Does a lack of opportunity and education also contribute?
Definitely and that specifically relates to working class communities. The girls I know that got pregnant at 16/17, because it was the only thing that gave them any value. And that’s no reason to have a child and it’s sad to be honest with you.

Has hip-hop, and music, got a responsibility to educate people?
I think music, and hip-hop should reflect life and I don’t think hip-hop does. It reflects a nonsense world where everyone lives on a beach. Hip-hop hasn’t helped quell the problem of sex, with its imagery. People always say hip-hop is so violent, and I always think, ‘When was the last time you saw a gun in a hip-hop video?’ Hip-hop is very, very sexual – almost pornographic. I remember being 11 or 12, and seeing hip-hop videos on MTV and the way it made me feel. When you’re a kid with hormones flying around learning about your sexuality and everyday you turn on the TV and seeing porn in hip hop videos, that can’t affect you positively. It’s worse than porn, at least in porn you see sex, these videos are so suggestive. Hip-hop has become over sexualized and it’s not something people talk about.

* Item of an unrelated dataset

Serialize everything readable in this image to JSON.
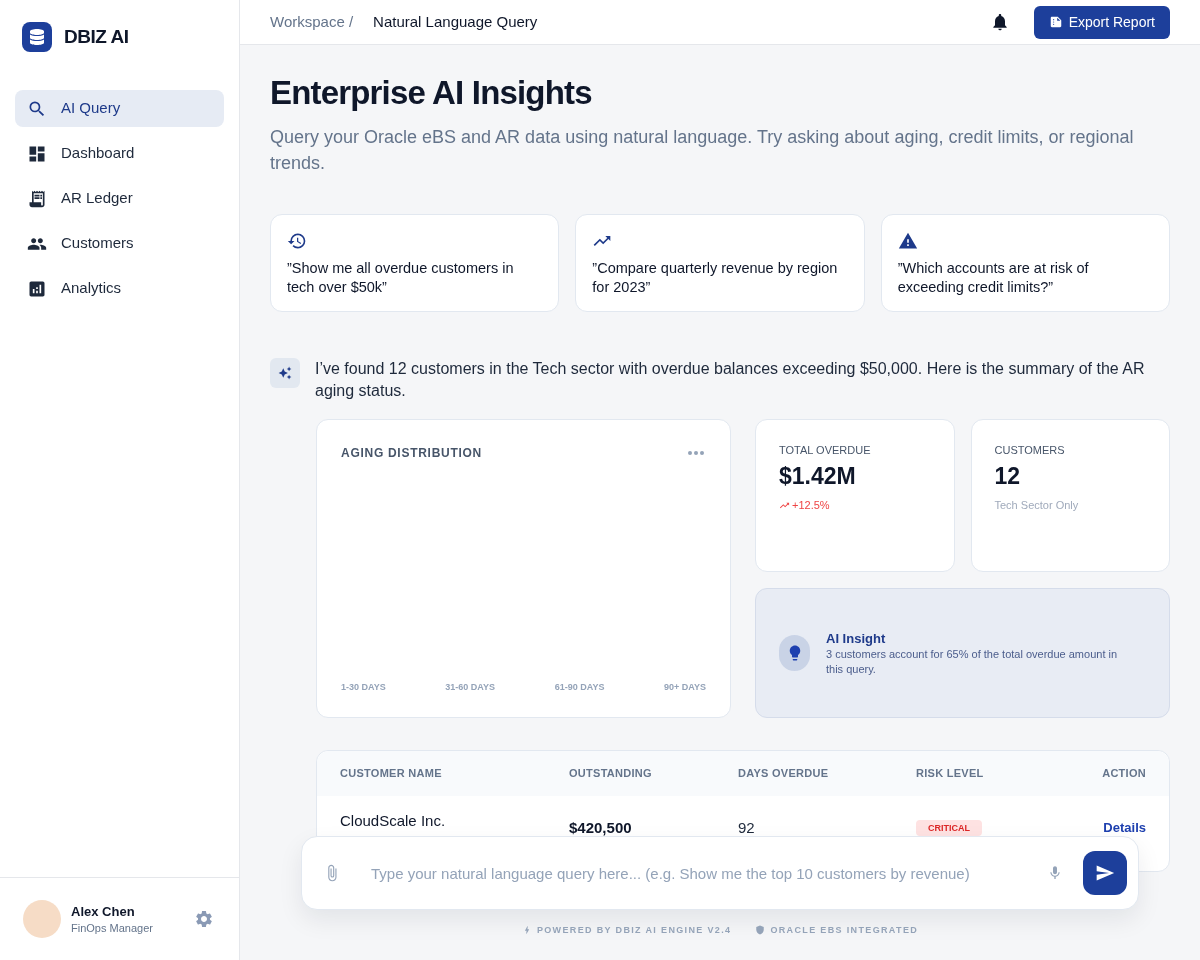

It seems that women in US hip-hop videos are nothing more than eye candy
It has affected the mentality of how young women think – if it’s good enough for the girl in the music video it’s good enough for me, and I’ve got to act this way and look this way. I don’t think music is to blame but music can add fuel to the fire. If you’re from a good background and your mum and dad have taught you well, you’re not going to switch on MTV and be like I’m going to sleep with this guy because he’s got a nice necklace. But if you are already insecure from a background with problems, don’t feel good about yourself and the only people you look up to speak this way, then it could be the tipping point.

What have you been doing since winning the MOBO?
I have supported Jay Z, Christina Aguilera, DJ Shadow on their UK tours, I have done my own UK tour, and the first hip hop show in Vietnam and also some shows in Nigeria. It’s been an action-packed last six months. Supporting Christina Aguilera was really good, because her crowd is not a hip-hop audience at all. It showed me how much of a market there is for UK hip-hop, if it’s good. The reaction I got was as good as, if not better, than the Jay Z audience, who knew who I was. That was pleasing because it’s not my audience at all. It was a risk, I could have got booed off but they are the some of the best shows I have done. Little old me performing to 10, 000 people eight days in a row.

You can download Akala’s exclusive track for Rhyme4Respect from www.Rhyme4Respect.com

Akala’s LP, It’s Not A Rumour and mixtape with Ms Dynamite, A Little Darker is out now www.myspace.com/akalamusic